(b) Consider rescheduling Standing Committees of Council – Standing Committees of Council meetings should be scheduled in the evening to allow more people to attend, and to enable the public more opportunity to present on motions and/or reports. The current 9:30am and 2:00pm meeting time slots mean that members of the public have to take time off work in order to make a face-to-face deputation.
(2) Supporting Neighbourliness
As Vancouver’s population increases, our need for good, neighbourly relations – an enhanced sense of community – has become more acute. While there are many things that we as individuals can do to strengthen neighbourliness, the City can play an important role. We offer particular support for Taskforce recommendations around:
- Neighbourhood Block Parties – which would encourage citizens across the city to get out of their homes and meet their neighbours. It doesn’t have to be one collective block party day either, rather an effort to raise awareness about the ease in which block parties can be created… and a simple tool kit to share good practices in this regard.
- The report’s recommendation for Participatory Budgeting for Neighbourhoods could provide a unique opportunity to support citizens in having an important say in how local, neighbourhood-improvement projects are supported. Of course, it will be important to ensure that the many and diverse voices of a given neighbourhood are heard – and not just those that feel most comfortable with civic process.
- The task force’s recommendation to develop a crowd-sourced venue list would help organizations like the VPSN to easily locate no- and low-cost meeting spaces for meetings and public evens in the city. We’d recommend supporting this with a modest review of the varying policies and procedures that exist around city-owned spaces. How can these spaces be made more accessible? (e.g. booking a small room at the central library requires you to show up, in person, on the day of the advance… as no advance bookings, or electronic/telephone bookings are allowed).
We offer another item for consideration:
(c) Allow more and better spaces for ‘writing on the city’ – Twitter handles and list-servs are important, but so are neighbourhood-scale notices. Currently there are only 200 or so poster cylinders – metal bands that wrap utility poles and provide space for event notices – located throughout the city. It is unlawful to post fliers elsewhere and private notice boards are few and far between. In fact, there are more unlawful billboards than there are officially designated places for the sharing the sort of everyday information – such as lost cat notices, block party invites, or leaflets on a planned rally against salmon farming – that make our city lively and interesting. Worse still, commercial poster companies quickly (and repeatedly) blanket poster-cylinders with their paid advertising.

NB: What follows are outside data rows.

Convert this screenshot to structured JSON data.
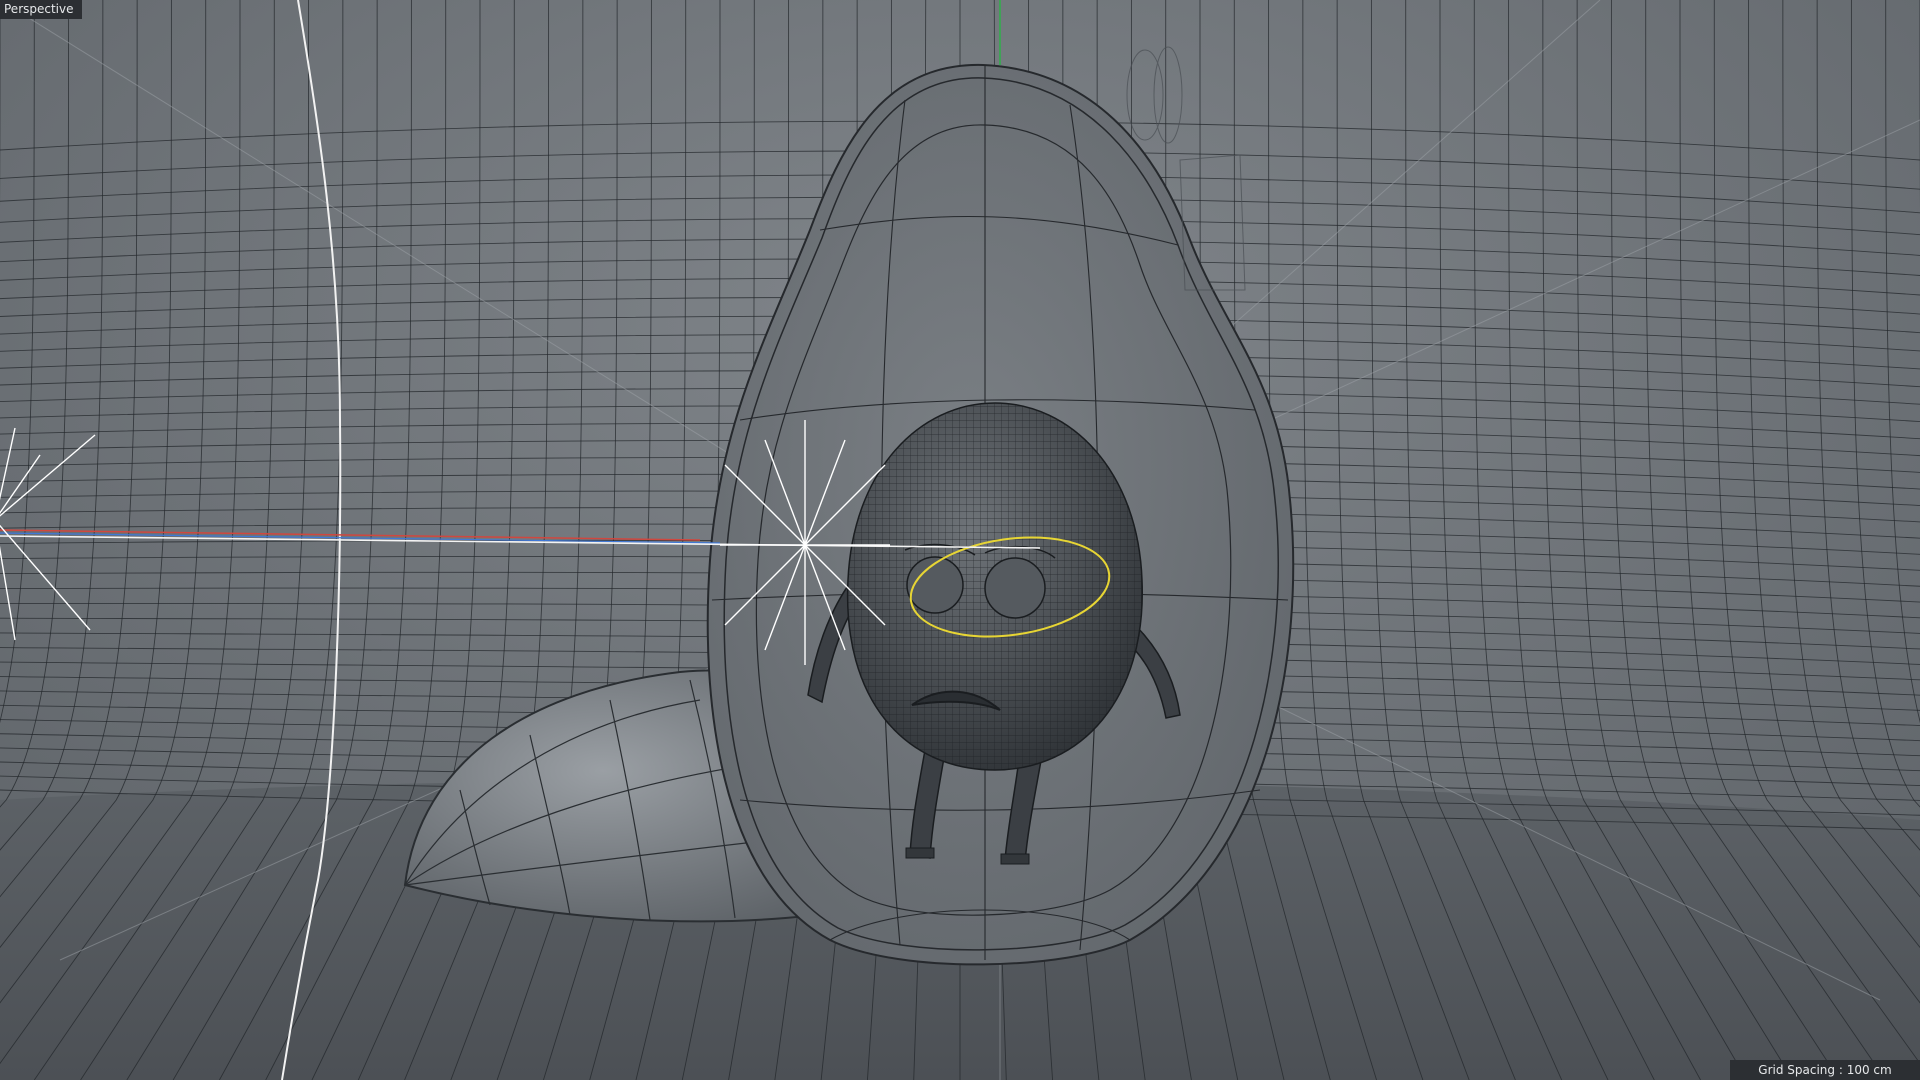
{
  "viewport": {
    "camera_label": "Perspective",
    "grid_spacing_text": "Grid Spacing : 100 cm"
  },
  "scene": {
    "background_color": "#6b7075",
    "floor_color": "#53585d",
    "wire_color": "#23272b",
    "selection_color": "#e7d534",
    "axis_x_color": "#d0473f",
    "axis_y_color": "#2fb04a",
    "axis_z_color": "#3f78d8",
    "light_color": "#ffffff",
    "objects": [
      {
        "name": "backdrop-cyclorama",
        "icon": "wireframe-surface"
      },
      {
        "name": "avocado-shell",
        "icon": "subdivision-object"
      },
      {
        "name": "egg-character",
        "icon": "polygon-object"
      },
      {
        "name": "hemisphere-rock",
        "icon": "polygon-object"
      },
      {
        "name": "omni-light-left",
        "icon": "light-icon"
      },
      {
        "name": "omni-light-center",
        "icon": "light-icon"
      }
    ]
  }
}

We suggest: (1) placing more poster cylinders on high streets and commercial areas, as well as selected residential areas; (2) amending the Street and Traffic Bylaw to allow neighbourhood notices (not paid advertising) on utility poles and other spaces; (3) experimenting with other types of sanctioned notice and information space (public information boards, etc.).
(3) Budgeting for an Engaged City
Finally, we feel that it is important that the City consider formally resourcing the work that is outlined in the Taskforce’s Report. To this end, we offer our support for the Mayor’s motion to investigate recommendations for implementing items that fall outside of the current City budget. Speaking from experience, local volunteers and individuals are willing to help with many of the initiatives here… but they need some support to make this happen.